On Friday, Spirit Airlines was forced to cancel approximately 100 flights and remove some planes from service for inspections. The airline anticipates that these disruptions will continue for several days, causing inconvenience for passengers. Although Spirit did not provide specific details about the inspections, the Federal Aviation Administration (FAA) stated that they involved checking brackets on the planes’ fuselages.
By late Friday afternoon, Spirit had canceled 11% of its scheduled flights for the day, making it the airline with the highest percentage of canceled flights among major US airlines, according to FlightAware, a tracking service. This unexpected situation has created confusion amongst travelers.
In a statement, Spirit Airlines acknowledged the cancellations, stating that they were conducting necessary inspections on a small section of 25 of their aircraft. They explained that the impact on their network would last for several days as they work to complete the inspections and return to normal operations.
The FAA confirmed that it was aware of Spirit’s decision to remove the planes from service for “mandatory maintenance inspections.” These inspections aim to detect any signs of cracking around fasteners that hold pressure panels to beams on aircraft fuselages, according to an FAA document. If such cracks are left undetected, they pose a risk to the structural integrity of the aircraft and could result in rapid decompression.
Airlines have long been aware of the risk of fatigue cracks in aircraft frames. The inspections being carried out by Spirit have been required by both European and US regulators for many years and were last updated by the FAA in 2018. The FAA assured that it will ensure the issue is addressed before the planes return to service, prioritizing passenger safety.
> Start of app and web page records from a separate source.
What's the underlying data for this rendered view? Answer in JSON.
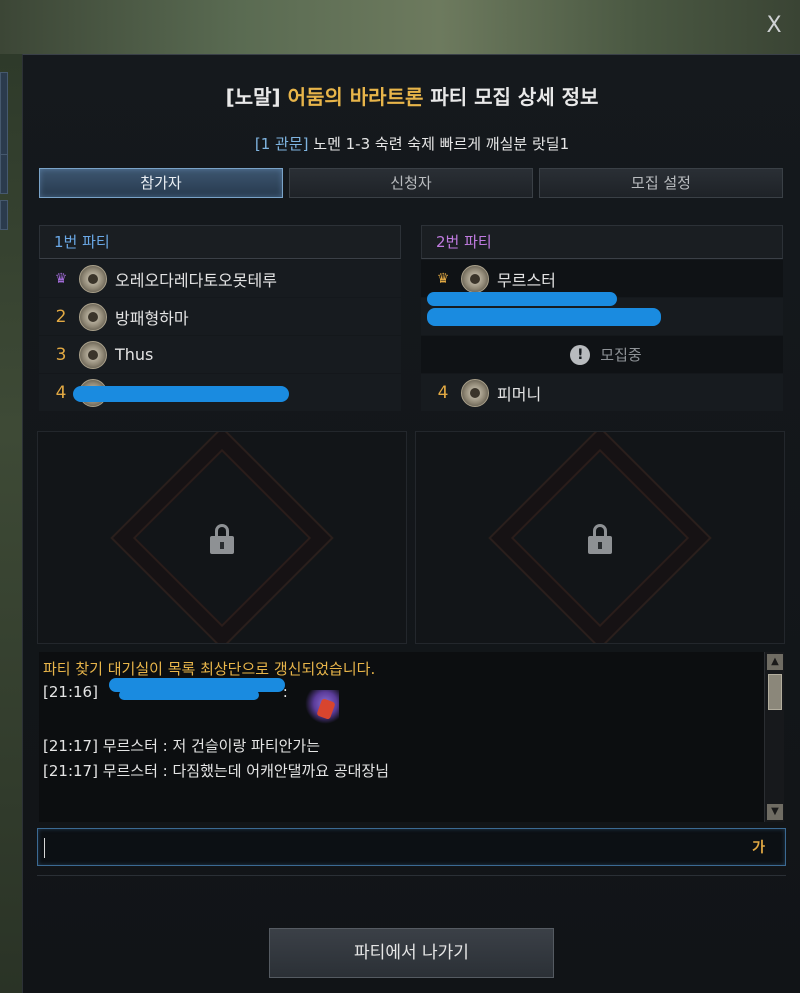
{
  "window": {
    "close_label": "X",
    "title_prefix": "[노말] ",
    "title_raid": "어둠의 바라트론",
    "title_suffix": " 파티 모집 상세 정보",
    "subtitle_tag": "[1 관문]",
    "subtitle_text": " 노멘 1-3 숙련 숙제 빠르게 깨실분 랏딜1"
  },
  "tabs": [
    {
      "label": "참가자",
      "active": true
    },
    {
      "label": "신청자",
      "active": false
    },
    {
      "label": "모집 설정",
      "active": false
    }
  ],
  "party1": {
    "header": "1번 파티",
    "members": [
      {
        "slot": "1",
        "leader": true,
        "name": "오레오다레다토오못테루"
      },
      {
        "slot": "2",
        "leader": false,
        "name": "방패형하마"
      },
      {
        "slot": "3",
        "leader": false,
        "name": "Thus"
      },
      {
        "slot": "4",
        "leader": false,
        "name": ""
      }
    ]
  },
  "party2": {
    "header": "2번 파티",
    "members": [
      {
        "slot": "1",
        "leader": true,
        "name": "무르스터"
      },
      {
        "slot": "2",
        "leader": false,
        "name": ""
      },
      {
        "slot": "3",
        "recruiting": true,
        "name": "모집중"
      },
      {
        "slot": "4",
        "leader": false,
        "name": "피머니"
      }
    ]
  },
  "chat": {
    "system_message": "파티 찾기 대기실이 목록 최상단으로 갱신되었습니다.",
    "lines": [
      {
        "time": "[21:16]",
        "text": " :"
      },
      {
        "time": "[21:17]",
        "text": " 무르스터 : 저 건슬이랑 파티안가는"
      },
      {
        "time": "[21:17]",
        "text": " 무르스터 : 다짐했는데 어캐안댈까요 공대장님"
      }
    ],
    "input_value": "",
    "ime_indicator": "가"
  },
  "leave_button": "파티에서 나가기",
  "colors": {
    "gold": "#e8b54a",
    "party1": "#6aa8e6",
    "party2": "#c07be0",
    "active_tab": "#3d5670"
  }
}
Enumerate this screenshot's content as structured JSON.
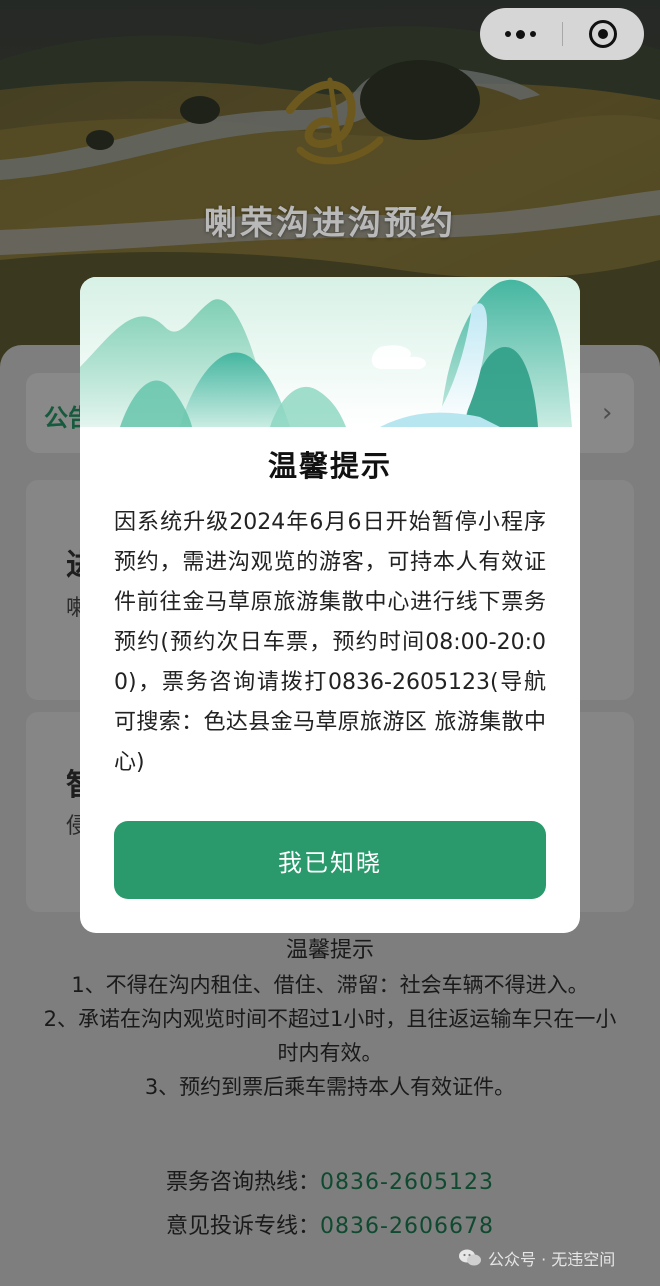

Spirit Airlines, headquartered in Miramar, Florida, operates a fleet of 198 aircraft, all variants of the Airbus A320 family. The airline advised its customers to check the status of their flights before heading to the airport to avoid any unnecessary travel inconveniences.
Orlando International Airport in Florida, where Spirit is the second-largest carrier, experienced about half of Spirit’s flight cancellations. Despite this recent setback, Spirit Airlines has canceled only 1.5% of its flights this year, which is lower than the cancellation rates of Frontier Airlines, JetBlue Airways, and United Airlines.
Passengers are advised to stay informed and stay in touch with Spirit Airlines for any updates on flight schedules during these inspection days.